On Thursday last week, Finance and Economic Development Minister Mthuli Ncube presented the 2021 Mid-Term Budget and Economic Review.
While this was at a national level, there are several lessons we can learn from a personal finance point of view, one of them being the fact that there is a need to review budgets and assess progress at regular intervals.
While at national level, there is only one mid-year review, in compliance with Section 7 (2) (a) of the Public Finance Management Act and Section 9 of the Public Finance Management (General) Regulations of 2019, at personal level you can have monthly, quarterly or just similar to what is done at national level depending on circumstances and preferences.
One would say the end of every quarter is an ideal time to review a budget and make adjustments so as to keep on track toward one’s most important financial goals.
To use one’s budget effectively, there is need to review and revise it at regular intervals and when there are changes in circumstances such as a salary increase, new income stream, birth of a new child, a child starting school, or now mostly learning online, or an increase or slowdown in inflation.
There are just too many reasons why a regular budget review is a must.
Whether one is on track to achieve their financial goals or need to make adjustments to meet those goals, it can only be decided by conducting a budget review.
Are you making as much as you anticipated? Did you reduce expenses that you aimed to reduce? Are you saving a portion of your income as planned?
Using up-to-date budgets enables one to be flexible and helps in managing cash flows.
It helps in identifying what needs to be achieved in the next budgeting period. Once you see where you stand concerning your budget, you’ll know what adjustments you may need to make for the next quarter.
These days a considerable number of people have multiple income streams which they also factor in their budgets.
However, not all expected income ends up in one’s bank account. There are delays in payments and even no payment for goods sold or services provided.
Some projects just fail to materialise and the expected income will not come.
This is where a budget review comes in. The purpose would be to compare one’s actual income with what was budgeted for.
Part of the budget review is to analyse reasons for any income shortfall and see if any remedial action can be taken.
Even when the actual income comes out higher than the budgeted, there is need to consider the reasons for this high level of income.
For example, whether there is a need to focus on the winning areas and less concentration on where one is struggling. Should one spend more time on what is working than concentrate on areas that are more or less a waste of time?
Still, on the income side, a budget review will help in comparing the timing of one’s income with budget projections and checking that they fit going forward.
Analysing these variations will help to set future budgets more accurately and also allow one to take action where needed.
The other part of the budget is the expenses side.
Obviously when one’s income is coming short and there is no immediate solution to generate more, then the expenditure side would have to be adjusted.
Some items will have to be dropped, unfortunately.
It won’t be an easy exercise because everything that would have gone into your budget is supposed to be important.
If it is not important then the money should have gone to savings and investments.

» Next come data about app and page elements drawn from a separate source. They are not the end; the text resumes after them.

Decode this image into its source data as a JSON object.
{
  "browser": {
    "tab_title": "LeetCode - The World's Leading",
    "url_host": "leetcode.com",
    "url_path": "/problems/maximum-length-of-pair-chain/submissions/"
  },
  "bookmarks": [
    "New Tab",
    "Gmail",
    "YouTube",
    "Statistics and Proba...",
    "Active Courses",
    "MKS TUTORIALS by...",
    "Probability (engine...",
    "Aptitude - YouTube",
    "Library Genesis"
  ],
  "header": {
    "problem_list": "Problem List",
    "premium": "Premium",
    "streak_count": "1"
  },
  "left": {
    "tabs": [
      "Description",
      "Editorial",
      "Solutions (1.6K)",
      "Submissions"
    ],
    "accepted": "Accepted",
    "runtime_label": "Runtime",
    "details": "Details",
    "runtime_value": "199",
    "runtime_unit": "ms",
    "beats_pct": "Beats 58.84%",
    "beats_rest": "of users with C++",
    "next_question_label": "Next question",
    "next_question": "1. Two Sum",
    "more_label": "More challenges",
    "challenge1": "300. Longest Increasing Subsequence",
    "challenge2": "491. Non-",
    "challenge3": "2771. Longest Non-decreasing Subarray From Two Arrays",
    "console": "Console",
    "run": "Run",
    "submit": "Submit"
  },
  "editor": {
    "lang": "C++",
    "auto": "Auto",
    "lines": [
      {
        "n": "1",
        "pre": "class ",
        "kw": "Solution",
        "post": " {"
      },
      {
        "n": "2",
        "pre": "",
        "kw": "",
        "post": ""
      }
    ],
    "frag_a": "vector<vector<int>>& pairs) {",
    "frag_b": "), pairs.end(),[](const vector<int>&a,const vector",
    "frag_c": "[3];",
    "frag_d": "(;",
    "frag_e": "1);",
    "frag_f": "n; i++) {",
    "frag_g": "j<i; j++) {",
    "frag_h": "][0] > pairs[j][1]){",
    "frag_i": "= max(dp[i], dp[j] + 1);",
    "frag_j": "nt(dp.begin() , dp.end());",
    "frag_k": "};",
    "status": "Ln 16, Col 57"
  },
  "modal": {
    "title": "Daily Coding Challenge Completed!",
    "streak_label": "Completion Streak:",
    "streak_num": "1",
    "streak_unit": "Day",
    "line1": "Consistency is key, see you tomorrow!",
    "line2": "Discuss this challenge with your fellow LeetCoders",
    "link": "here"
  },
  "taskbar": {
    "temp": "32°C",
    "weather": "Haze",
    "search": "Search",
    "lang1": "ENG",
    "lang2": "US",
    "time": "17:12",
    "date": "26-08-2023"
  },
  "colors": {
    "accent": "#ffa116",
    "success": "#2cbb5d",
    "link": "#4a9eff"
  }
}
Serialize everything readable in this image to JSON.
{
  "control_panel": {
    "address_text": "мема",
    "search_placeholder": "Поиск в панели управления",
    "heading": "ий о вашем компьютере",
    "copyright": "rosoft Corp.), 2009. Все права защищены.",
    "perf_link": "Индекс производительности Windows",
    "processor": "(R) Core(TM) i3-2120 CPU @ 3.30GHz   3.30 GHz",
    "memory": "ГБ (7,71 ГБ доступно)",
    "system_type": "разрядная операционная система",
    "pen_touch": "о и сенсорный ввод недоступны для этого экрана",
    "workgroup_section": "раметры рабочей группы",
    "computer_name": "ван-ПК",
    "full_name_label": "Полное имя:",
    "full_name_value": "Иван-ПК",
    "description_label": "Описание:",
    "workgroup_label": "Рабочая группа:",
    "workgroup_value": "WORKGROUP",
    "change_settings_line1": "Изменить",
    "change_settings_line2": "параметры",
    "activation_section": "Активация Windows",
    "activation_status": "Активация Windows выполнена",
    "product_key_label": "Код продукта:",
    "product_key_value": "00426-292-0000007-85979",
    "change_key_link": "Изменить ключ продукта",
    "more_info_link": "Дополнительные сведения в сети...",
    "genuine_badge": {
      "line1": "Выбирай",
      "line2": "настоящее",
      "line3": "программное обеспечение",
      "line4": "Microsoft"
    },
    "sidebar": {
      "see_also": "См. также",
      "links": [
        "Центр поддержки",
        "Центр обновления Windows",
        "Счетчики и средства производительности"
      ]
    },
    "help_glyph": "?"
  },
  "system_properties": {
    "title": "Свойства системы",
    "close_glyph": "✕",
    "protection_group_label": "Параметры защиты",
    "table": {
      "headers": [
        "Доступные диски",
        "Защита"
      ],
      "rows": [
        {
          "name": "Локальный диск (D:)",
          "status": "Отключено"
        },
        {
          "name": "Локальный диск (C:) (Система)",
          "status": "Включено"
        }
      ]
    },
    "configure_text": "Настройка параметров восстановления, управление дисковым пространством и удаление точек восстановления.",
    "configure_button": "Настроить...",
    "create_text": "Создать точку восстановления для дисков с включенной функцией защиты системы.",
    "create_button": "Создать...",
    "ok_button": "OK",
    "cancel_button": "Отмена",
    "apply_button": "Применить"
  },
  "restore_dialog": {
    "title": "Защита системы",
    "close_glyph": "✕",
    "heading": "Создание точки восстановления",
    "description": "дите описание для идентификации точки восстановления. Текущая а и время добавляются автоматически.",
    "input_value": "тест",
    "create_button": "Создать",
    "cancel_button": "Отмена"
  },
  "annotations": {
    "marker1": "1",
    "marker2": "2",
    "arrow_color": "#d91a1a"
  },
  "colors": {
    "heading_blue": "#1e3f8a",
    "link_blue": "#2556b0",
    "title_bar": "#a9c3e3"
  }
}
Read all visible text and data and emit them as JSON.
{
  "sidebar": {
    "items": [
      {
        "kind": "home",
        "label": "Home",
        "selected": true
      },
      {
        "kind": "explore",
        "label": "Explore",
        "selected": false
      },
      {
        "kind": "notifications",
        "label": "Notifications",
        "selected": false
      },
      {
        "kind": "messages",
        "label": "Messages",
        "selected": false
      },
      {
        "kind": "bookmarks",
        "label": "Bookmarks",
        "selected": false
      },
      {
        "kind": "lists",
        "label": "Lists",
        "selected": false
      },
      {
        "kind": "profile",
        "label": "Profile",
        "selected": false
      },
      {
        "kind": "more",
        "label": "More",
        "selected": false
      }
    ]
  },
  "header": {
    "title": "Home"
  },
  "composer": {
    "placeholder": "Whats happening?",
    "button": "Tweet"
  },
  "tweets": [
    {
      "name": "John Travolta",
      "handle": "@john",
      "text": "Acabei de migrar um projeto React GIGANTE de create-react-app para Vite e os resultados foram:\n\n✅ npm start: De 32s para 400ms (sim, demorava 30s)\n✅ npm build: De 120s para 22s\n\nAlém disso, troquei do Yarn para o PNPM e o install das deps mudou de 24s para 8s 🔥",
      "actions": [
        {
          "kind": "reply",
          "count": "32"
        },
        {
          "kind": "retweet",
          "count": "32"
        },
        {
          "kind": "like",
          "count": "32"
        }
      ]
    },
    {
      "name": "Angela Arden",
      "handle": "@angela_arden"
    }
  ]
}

Apart from income coming short, there are times where one’s spending just shoot above the roof beyond one’s total income or one’s budgeted expenditure.
Some unexpected spending such as a relative (not one’s dependent) falling ill or dying and one has to contribute towards their expenses.
Maybe one has an unexpected child (yes these things happen) or just the cost of living ballooning beyond one’s budget.
These things happen and there is need for one to regularly review
their actual expenditure against budget.
This will help make some adjustments and also forecast future expenses with better reliability.
An expenditure review can be done by looking at how actual expenses differed from budget. Which expenses were in line with budget and which ones were off-budget? You then make the necessary adjustment so that you spend within your means. – Sunday Mail